About Lisa

Lisa Poulson is a voice in favor of the complex beauty of female power, the descendant of fiercely resilient Mormon pioneers and a woman who survived the death of her fiancé four months before their wedding. Lisa lives in San Francisco, where she spends her time absorbing and creating as much beauty as possible.

Join the conversation on Instagram!

Reminder

You are reading of your own will and choice. How you read, act on or don’t act on what you read here is up to you.

Reassurance

While lisapoulson.com does use cookies, which helps us understand how you engage with our site and where you’re from, we do NOT save your personal information - like e-mail, name or address. And, if you join our mailing list or comment on a post, we will not share (or sell) your contact information. We are not responsible for commenters or other third parties here.

Clarity

Lisa Poulson is the legal copyright holder of this blog.
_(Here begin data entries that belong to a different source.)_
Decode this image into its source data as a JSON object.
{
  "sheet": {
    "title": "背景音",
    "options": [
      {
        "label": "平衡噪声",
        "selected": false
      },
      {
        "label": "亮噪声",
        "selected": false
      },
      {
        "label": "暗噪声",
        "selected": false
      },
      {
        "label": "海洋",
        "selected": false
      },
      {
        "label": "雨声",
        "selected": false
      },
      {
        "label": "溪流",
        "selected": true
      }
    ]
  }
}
Contents may not be used, reprinted, or published without written consent.